Nation World News , Earth It has experienced five mass extinction events, and one of them, the Permian extinction, is considered the largest. This great extinction event marked the line between the Permian period and the Triassic period.
Scientists believe they may have found the cause of the Permian extinction, namely global warming caused by volcanic eruptions between 256 and 252 million years ago on what is now the east coast of Australia.
Although scientists are aware that extinction events are caused by planetary warming, they are not sure what caused them.
The prevailing theory is a volcanic eruption in what is now Siberia, but there is evidence that by the time Siberia’s volcanoes began spewing magma over two million years, the Earth had warmed by 6 – 8C.
Evidence of a supervolcano has been found in the New England region of New South Wales, Australia, as has been found in the United States (US) and at Yellowstone Park in Taupo, New Zealand.
The volcano erupted, filling 150,000 km3 of volcanic material into the atmosphere with greenhouse gases and covering the entire east coast of Australia in thick ash in places.
As an example, the eruption of Mount Vesuvius in AD 79 which destroyed the Roman city of Pompeii and deposited in ash, released only 3–4 km of volcanic material.
While the eruption of Mt. Helens 1980 killed 57 people and was the deadliest eruption in United States history, releasing only 1 km3 of volcanic material.
As Sputnik reports, scientists who published their findings in the journal Nature believe that Siberian volcanism is exacerbating the devastation that volcanism has triggered in Australia.
It should be noted, Earth was a very different place at this time. Almost every landmass was connected, including what is now Australia and Siberia, on the supercontinent known as Pangea.

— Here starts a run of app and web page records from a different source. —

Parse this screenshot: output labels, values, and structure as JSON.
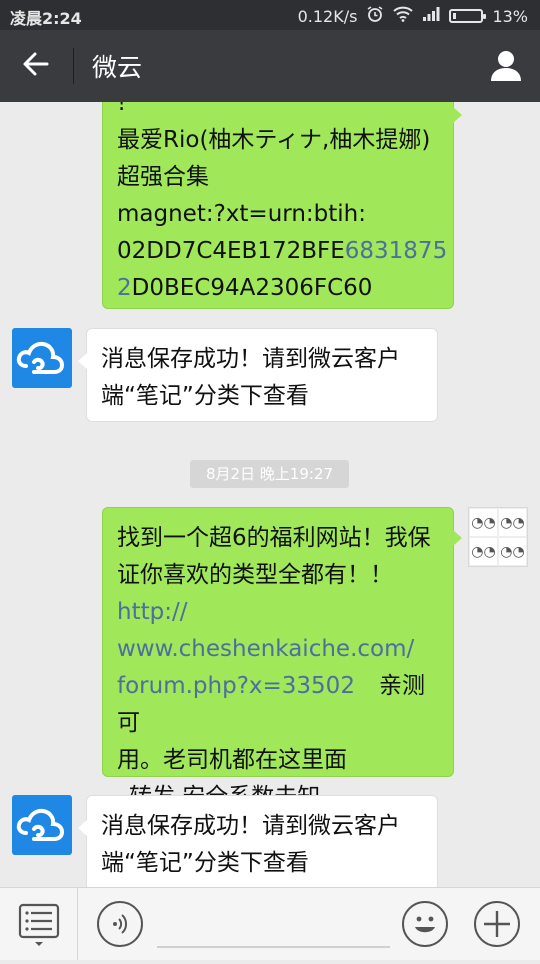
{
  "status_bar": {
    "time": "凌晨2:24",
    "network_speed": "0.12K/s",
    "battery_percent": "13%",
    "battery_level": 0.13
  },
  "title_bar": {
    "title": "微云"
  },
  "messages": [
    {
      "id": "sent-magnet",
      "line0": "!",
      "line1": "最爱Rio(柚木ティナ,柚木提娜)",
      "line2": "超强合集",
      "line3": "magnet:?xt=urn:btih:",
      "line4_a": "02DD7C4EB172BFE",
      "line4_b": "6831875",
      "line5_a": "2",
      "line5_b": "D0BEC94A2306FC60"
    },
    {
      "id": "reply-1",
      "line1": "消息保存成功！请到微云客户",
      "line2": "端“笔记”分类下查看"
    },
    {
      "id": "sent-link",
      "line1": "找到一个超6的福利网站！我保",
      "line2": "证你喜欢的类型全都有！！",
      "link1": "http://",
      "link2": "www.cheshenkaiche.com/",
      "link3": "forum.php?x=33502",
      "line3_tail": "亲测可",
      "line4": "用。老司机都在这里面",
      "line5": "转发 安全系数未知"
    },
    {
      "id": "reply-2",
      "line1": "消息保存成功！请到微云客户",
      "line2": "端“笔记”分类下查看"
    }
  ],
  "timestamp": "8月2日 晚上19:27",
  "colors": {
    "sent_bubble": "#a0e75a",
    "received_bubble": "#ffffff",
    "title_bar": "#3a3b3f",
    "link": "#4c6f9e",
    "avatar": "#1f88e5"
  },
  "icons": {
    "back": "arrow-left-icon",
    "profile": "person-icon",
    "menu": "list-menu-icon",
    "voice": "voice-icon",
    "emoji": "smiley-icon",
    "add": "plus-icon"
  }
}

While the extinction event that killed off the dinosaurs at the end of the Jurassic period 65 million years ago is the most famous, the Permian Extinction, completely and nearly ended life on the planet.
After the volcanic events of Australia and Siberia, the Earth’s temperature continued to rise, up to 10C on land and up to 8C at sea level. It causes the death of almost all trees on Earth and kills 95% of marine life and 70% of land species.
The only non-microbiological kingdoms that have managed to survive are fungi, which thrive from the dead organic matter left behind by large numbers of dead plants and animals.
Some scientists believe we are now living through a sixth mass extinction event, called the Holocene Extinction. It originated 10,000 years ago, but it is believed that human activity accelerated it through pollution and habitat destruction.